The 1997 Regional Forest Agreement (RFA) between the Federal and State Governments was designed to balance conservation needs with sustainable forestry needs. This process identified a number of the forest areas adjacent to the World Heritage property for inclusion in protected areas, while others were identified as suitable for timber harvesting. The State Party informed the 23rd session of the Committee (1999) that boundary extensions to the existing World Heritage Property would not be actively considered. The Australian Government contends that the RFA adequately addressed World Heritage issues and the ecologically sustainable management of forests in Tasmania. At the 23rd sessions of the World Heritage Committee in 1999, IUCN commented that important steps had been made by the RFA towards a comprehensive, adequate and representative reserve system, but also urged the State Party not to foreclose any options related to future extension of the World Heritage property. In particular, IUCN recommended that areas of the dedicated RFA reserve system, which have been identified as having World Heritage value, should be managed in a manner consistent with potential World Heritage status and should ideally be added to the World Heritage property as originally recommended by IUCN.

The State Party response of 10 May 2006 notes that the eastern boundary of the property adjoins State Forest or Crown Land, and that state forests are managed for multiple use including wood production, conservation and recreation. The State Party noted that in 2005 a Supplementary Tasmanian Regional Forest Agreement between Australian and Tasmanian Governments added 6,460 ha, including old growth tall wet eucalypt forest, to reserves along the eastern boundary of the property, notably in the Styx Valley, and as these areas will not be logged they provide greater buffer to the World Heritage property. The State Party also noted the Supplementary RFA will have a number of implications for Tasmanian production forests, including: an increase in protection of old growth forests, a new programme of incentives to protect forest on private land, an end date for clearing of native forest, and improved protection of rare, vulnerable and endangered vegetation communities.

The State Party’s response does not respond specifically to the concerns of the NGOs in relation to logging in a number of specific areas near the boundary of the property, nor does it provide maps to illustrate improvements to the buffer zone of the property. 
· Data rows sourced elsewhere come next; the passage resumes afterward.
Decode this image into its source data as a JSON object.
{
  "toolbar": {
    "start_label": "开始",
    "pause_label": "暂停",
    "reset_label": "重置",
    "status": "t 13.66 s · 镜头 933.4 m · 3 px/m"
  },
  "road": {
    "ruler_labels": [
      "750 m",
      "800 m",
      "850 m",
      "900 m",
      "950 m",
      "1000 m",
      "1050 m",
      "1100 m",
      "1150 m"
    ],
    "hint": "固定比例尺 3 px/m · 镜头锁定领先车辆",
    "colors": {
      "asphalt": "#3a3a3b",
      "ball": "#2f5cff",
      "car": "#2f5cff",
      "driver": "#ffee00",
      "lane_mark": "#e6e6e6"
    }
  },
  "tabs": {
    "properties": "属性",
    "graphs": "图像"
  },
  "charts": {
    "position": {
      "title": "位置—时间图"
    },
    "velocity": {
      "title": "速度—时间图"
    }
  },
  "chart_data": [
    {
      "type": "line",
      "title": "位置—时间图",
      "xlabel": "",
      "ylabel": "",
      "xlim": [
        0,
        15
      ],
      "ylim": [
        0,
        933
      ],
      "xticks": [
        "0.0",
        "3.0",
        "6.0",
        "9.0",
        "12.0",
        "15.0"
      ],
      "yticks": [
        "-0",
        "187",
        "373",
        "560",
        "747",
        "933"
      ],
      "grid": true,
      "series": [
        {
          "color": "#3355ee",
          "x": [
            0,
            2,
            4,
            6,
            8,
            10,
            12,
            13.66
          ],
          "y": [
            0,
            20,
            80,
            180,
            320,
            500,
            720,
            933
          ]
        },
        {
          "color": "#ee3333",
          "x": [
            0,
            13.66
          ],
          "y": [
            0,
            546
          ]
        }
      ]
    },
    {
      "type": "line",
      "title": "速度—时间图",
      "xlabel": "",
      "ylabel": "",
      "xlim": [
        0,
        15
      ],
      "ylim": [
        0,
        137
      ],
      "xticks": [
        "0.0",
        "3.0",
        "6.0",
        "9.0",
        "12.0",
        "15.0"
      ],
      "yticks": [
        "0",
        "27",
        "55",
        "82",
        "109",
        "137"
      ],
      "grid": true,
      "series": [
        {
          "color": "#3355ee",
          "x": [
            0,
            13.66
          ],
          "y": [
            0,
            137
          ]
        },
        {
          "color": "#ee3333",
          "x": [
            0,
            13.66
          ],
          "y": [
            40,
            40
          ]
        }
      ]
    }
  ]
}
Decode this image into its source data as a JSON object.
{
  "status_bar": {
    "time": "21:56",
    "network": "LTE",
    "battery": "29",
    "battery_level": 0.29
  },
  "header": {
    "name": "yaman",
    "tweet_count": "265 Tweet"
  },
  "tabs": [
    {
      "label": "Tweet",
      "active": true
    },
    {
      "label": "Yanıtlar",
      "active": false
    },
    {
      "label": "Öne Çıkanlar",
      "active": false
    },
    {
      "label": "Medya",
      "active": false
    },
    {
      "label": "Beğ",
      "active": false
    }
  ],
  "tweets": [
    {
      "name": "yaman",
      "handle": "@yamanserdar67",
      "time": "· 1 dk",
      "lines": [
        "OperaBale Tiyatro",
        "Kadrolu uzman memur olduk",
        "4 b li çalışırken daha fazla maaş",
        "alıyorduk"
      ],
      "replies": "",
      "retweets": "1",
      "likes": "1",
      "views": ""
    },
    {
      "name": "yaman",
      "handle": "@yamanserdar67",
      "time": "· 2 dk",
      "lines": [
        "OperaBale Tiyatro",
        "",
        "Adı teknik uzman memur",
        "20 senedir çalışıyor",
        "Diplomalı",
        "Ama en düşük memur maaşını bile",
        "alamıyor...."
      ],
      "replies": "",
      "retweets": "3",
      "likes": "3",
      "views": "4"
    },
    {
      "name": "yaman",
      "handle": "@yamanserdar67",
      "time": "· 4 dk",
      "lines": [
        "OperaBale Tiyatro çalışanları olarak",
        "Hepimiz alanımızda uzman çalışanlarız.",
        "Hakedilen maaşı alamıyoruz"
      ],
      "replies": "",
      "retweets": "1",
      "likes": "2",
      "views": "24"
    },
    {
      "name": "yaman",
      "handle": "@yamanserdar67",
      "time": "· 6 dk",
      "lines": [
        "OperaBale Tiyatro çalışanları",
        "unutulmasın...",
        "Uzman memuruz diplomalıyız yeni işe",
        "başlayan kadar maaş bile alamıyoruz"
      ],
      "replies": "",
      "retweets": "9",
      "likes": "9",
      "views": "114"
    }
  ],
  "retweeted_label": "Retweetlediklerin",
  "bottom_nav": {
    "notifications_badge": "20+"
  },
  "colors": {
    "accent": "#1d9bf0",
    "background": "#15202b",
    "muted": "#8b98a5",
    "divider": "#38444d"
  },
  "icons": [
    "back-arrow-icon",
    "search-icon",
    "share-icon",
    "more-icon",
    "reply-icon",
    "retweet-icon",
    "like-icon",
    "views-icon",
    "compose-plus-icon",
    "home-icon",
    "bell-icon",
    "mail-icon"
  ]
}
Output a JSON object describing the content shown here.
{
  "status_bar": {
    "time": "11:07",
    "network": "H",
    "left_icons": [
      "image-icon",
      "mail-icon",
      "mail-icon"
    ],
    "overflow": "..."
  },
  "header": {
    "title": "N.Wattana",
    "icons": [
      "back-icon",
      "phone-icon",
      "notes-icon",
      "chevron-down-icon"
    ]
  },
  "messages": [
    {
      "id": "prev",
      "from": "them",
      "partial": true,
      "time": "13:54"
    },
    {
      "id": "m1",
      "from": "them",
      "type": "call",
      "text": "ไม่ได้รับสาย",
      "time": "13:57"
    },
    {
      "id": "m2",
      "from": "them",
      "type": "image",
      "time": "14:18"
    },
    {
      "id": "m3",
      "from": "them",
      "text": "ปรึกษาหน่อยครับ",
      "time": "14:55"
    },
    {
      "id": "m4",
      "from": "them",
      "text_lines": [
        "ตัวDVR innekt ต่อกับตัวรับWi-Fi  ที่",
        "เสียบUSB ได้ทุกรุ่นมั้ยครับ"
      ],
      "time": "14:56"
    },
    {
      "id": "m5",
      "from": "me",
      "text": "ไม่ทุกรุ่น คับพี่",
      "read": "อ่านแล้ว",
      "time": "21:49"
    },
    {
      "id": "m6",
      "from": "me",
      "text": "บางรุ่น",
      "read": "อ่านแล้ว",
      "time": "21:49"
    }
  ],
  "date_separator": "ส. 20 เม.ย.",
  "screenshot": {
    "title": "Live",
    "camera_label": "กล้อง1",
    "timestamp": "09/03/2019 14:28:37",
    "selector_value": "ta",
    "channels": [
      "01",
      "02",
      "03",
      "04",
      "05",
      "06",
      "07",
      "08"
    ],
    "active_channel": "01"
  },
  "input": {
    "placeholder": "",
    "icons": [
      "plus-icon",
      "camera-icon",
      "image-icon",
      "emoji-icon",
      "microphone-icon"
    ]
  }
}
Analysis and Conclusions of the World Heritage Centre and the Advisory Bodies


Decision Adopted: 30 COM 7B.32

The World Heritage Committee,

1. Having examined Document WHC-06/30.COM/7B,

2. Commends the State Party for the implementation of a Supplementary Tasmanian Regional Forest Agreement, and recent efforts to increase the protection of old growth forests adjacent to the World Heritage property, thus increasing the buffer zone in certain areas;

3. Notes the concerns expressed by NGOs in relation to the impacts of logging adjacent to the World Heritage property and the potential for this activity to compromise options for future extensions to the World Heritage property;

4. Requests the State Party to submit a revised map of the World Heritage property, showing the areas of extended buffer zone and identifying other use zones directly adjacent to the boundary;

5. Notes that the World Heritage Centre has written to the State Party seeking comments on outstanding NGO concerns and that the State Party has indicated its willingness to provide a full response;

6. Requests the State Party to submit to the World Heritage Centre by 1 February 2007 a report on progress on the issues identified.